Chairman Visclosky Statement at Hearing on FY 2020 Navy and Marine Corps Budget Request
Congressman Pete Visclosky (IN-01), Chair of the Defense Appropriations Subcommittee, delivered the following remarks at the Subcommittee's hearing on the fiscal year 2020 budget request for the United States Navy and Marine Corps:
The Subcommittee on Defense will come to order.
This morning the Committee will receive testimony on the fiscal year 2020 budget request for the United States Navy and Marine Corps.
Our three witnesses are the Honorable Richard Spencer, Secretary of the Navy; Admiral John Richardson, Chief of Naval Operations; and General Robert Neller, Commandant of the Marine Corps. We welcome you back before the Subcommittee and thank you for your service.
Admiral Richardson and General Neller, I’d like to take this opportunity to recognize that this is likely the last time you will appear before this subcommittee and congratulate you both on your upcoming retirements. You have both been outstanding representatives for your respective Services and we appreciate the frank and informative dialog we have always enjoyed with you for the last few years.
The Committee has made significant investments in Navy platforms and readiness over the past several years to ensure that Sailors and Marines are prepared for whatever happens throughout the world. We want to understand how the fiscal year 2020 budget request is focusing on increasing readiness, utilizing the platforms currently in the Navy inventory to their full capacity, and taking care of Sailors and Marines and their families.
The recently released 30-year shipbuilding plan continues to assert the need for 355 ships. Since 2001, the Navy force-structure goal has fluctuated between a low of 306 ships in 2013 and a high of 375 ships between 2002 and 2004. However, the current number of ships only totals 289, significantly less than the requirements over the last several years. At the same time, the budget request seemingly contradicts the shipbuilding plan by deferring procurement of a long-planned amphibious ship and canceling the refueling and overhaul of an aircraft carrier. Shipyard backlogs remain high and the shipbuilding industrial base is also facing production delays and capacity challenges. Today I would like to find out if a 355-ship requirement is a realistic goal and how some of the decisions that informed the fiscal year 2020 budget request were made.

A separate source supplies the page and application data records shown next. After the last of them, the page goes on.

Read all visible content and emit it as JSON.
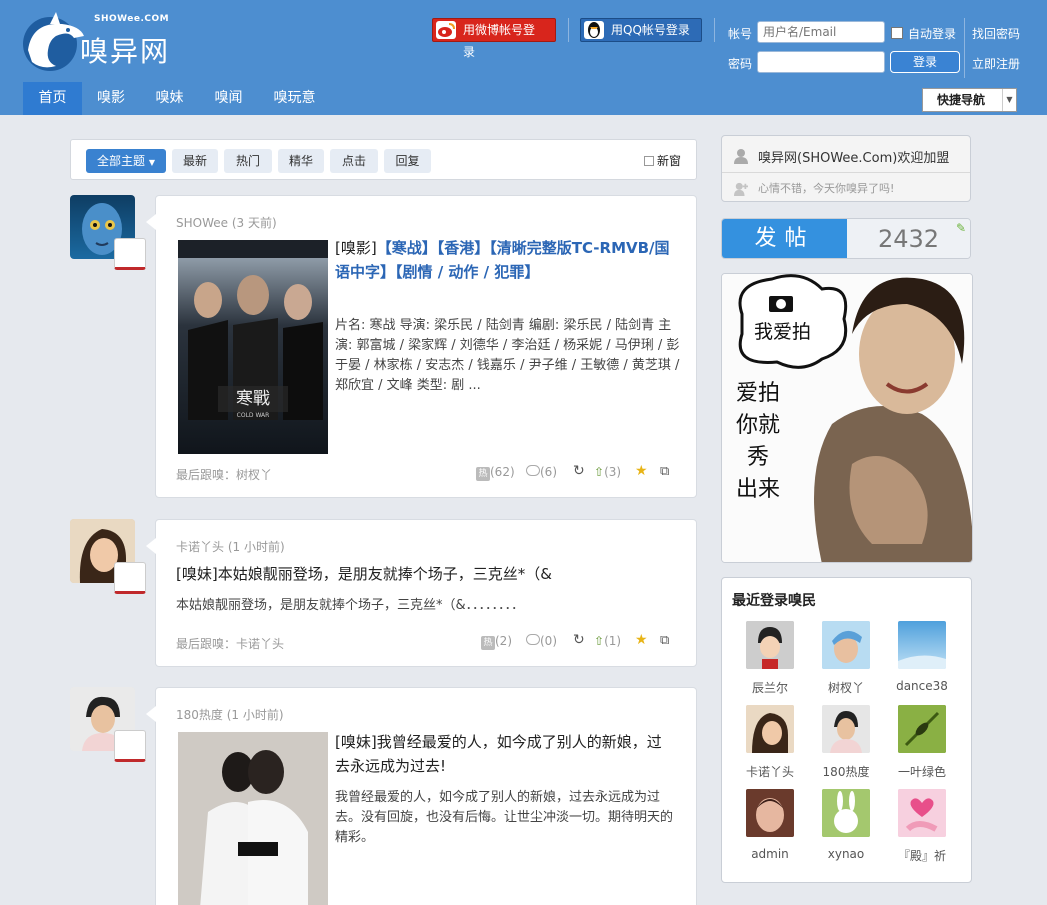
{
  "logo": {
    "sub": "SHOWee.COM",
    "name": "嗅异网"
  },
  "header": {
    "weibo_login": "用微博帐号登录",
    "qq_login": "用QQ帐号登录",
    "account_label": "帐号",
    "account_placeholder": "用户名/Email",
    "password_label": "密码",
    "auto_login": "自动登录",
    "login_button": "登录",
    "forgot_password": "找回密码",
    "register": "立即注册"
  },
  "nav": {
    "items": [
      "首页",
      "嗅影",
      "嗅妹",
      "嗅闻",
      "嗅玩意"
    ],
    "quick_nav": "快捷导航"
  },
  "filters": {
    "all_topics": "全部主题",
    "latest": "最新",
    "hot": "热门",
    "digest": "精华",
    "clicks": "点击",
    "reply": "回复",
    "new_window": "新窗"
  },
  "posts": [
    {
      "author": "SHOWee (3 天前)",
      "title_prefix": "[嗅影]",
      "title_rest": "【寒战】【香港】【清晰完整版TC-RMVB/国语中字】【剧情 / 动作 / 犯罪】",
      "body": "片名: 寒战 导演: 梁乐民 / 陆剑青 编剧: 梁乐民 / 陆剑青 主演: 郭富城 / 梁家辉 / 刘德华 / 李治廷 / 杨采妮 / 马伊琍 / 彭于晏 / 林家栋 / 安志杰 / 钱嘉乐 / 尹子维 / 王敏德 / 黄芝琪 / 郑欣宜 / 文峰 类型: 剧 ...",
      "last_reply": "最后跟嗅：树杈丫",
      "hot": "(62)",
      "comments": "(6)",
      "up": "(3)"
    },
    {
      "author": "卡诺丫头 (1 小时前)",
      "title_prefix": "[嗅妹]",
      "title_rest": "本姑娘靓丽登场，是朋友就捧个场子，三克丝*（&",
      "body": "本姑娘靓丽登场，是朋友就捧个场子，三克丝*（&．．．．．．．．",
      "last_reply": "最后跟嗅：卡诺丫头",
      "hot": "(2)",
      "comments": "(0)",
      "up": "(1)"
    },
    {
      "author": "180热度 (1 小时前)",
      "title_prefix": "[嗅妹]",
      "title_rest": "我曾经最爱的人，如今成了别人的新娘，过去永远成为过去!",
      "body": "我曾经最爱的人，如今成了别人的新娘，过去永远成为过去。没有回旋，也没有后悔。让世尘冲淡一切。期待明天的精彩。"
    }
  ],
  "poster_text": {
    "title_cn": "寒戰",
    "title_en": "COLD WAR"
  },
  "sidebar": {
    "welcome": "嗅异网(SHOWee.Com)欢迎加盟",
    "mood": "心情不错，今天你嗅异了吗!",
    "post_button": "发帖",
    "post_count": "2432",
    "ad_bubble": "我爱拍",
    "ad_lines": [
      "爱拍",
      "你就",
      "秀",
      "出来"
    ],
    "recent_title": "最近登录嗅民",
    "users": [
      "辰兰尔",
      "树杈丫",
      "dance38",
      "卡诺丫头",
      "180热度",
      "一叶绿色",
      "admin",
      "xynao",
      "『殿』祈"
    ]
  },
  "colors": {
    "header_bg": "#4d8ed0",
    "nav_active": "#2f7bd1",
    "weibo": "#d8251c",
    "qq": "#2d6bb6",
    "accent_red": "#c0292b",
    "link_blue": "#2b66b5"
  }
}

Additionally, I remain concerned with reports that the Navy is frequently accepting ships that have both minor and major defects which require additional costs and unscheduled maintenance. We have seen the multitude of issues with the Zumwalt class of destroyers, Littoral Combat Ships, and the lead-Ford class aircraft carrier. It is inexcusable if shipbuilders are delivering ships with defects and we need to understand what steps are being taken to improve this situation.
I am also concerned about the well-being and quality of life for Sailors, Marines, and their families. I have heard about the lack of available childcare and I would like to know what the Services are doing to help mitigate some of the challenges that servicemembers face.
With that, I thank you again for appearing before the Committee today to discuss these important issues. We will ask you to present your summarized statement in a moment, but first I want to recognize the distinguished ranking member, Mr. Calvert, for his opening comments.
Gentlemen, your full written testimony will be placed in the record and Members have copies at their seats. My intent is to complete two rounds of questions for each Member present. In the interest of time, I strongly encourage you to keep your summarized statement to five minutes or less and to be complete, but succinct in responding to questions. Thank you.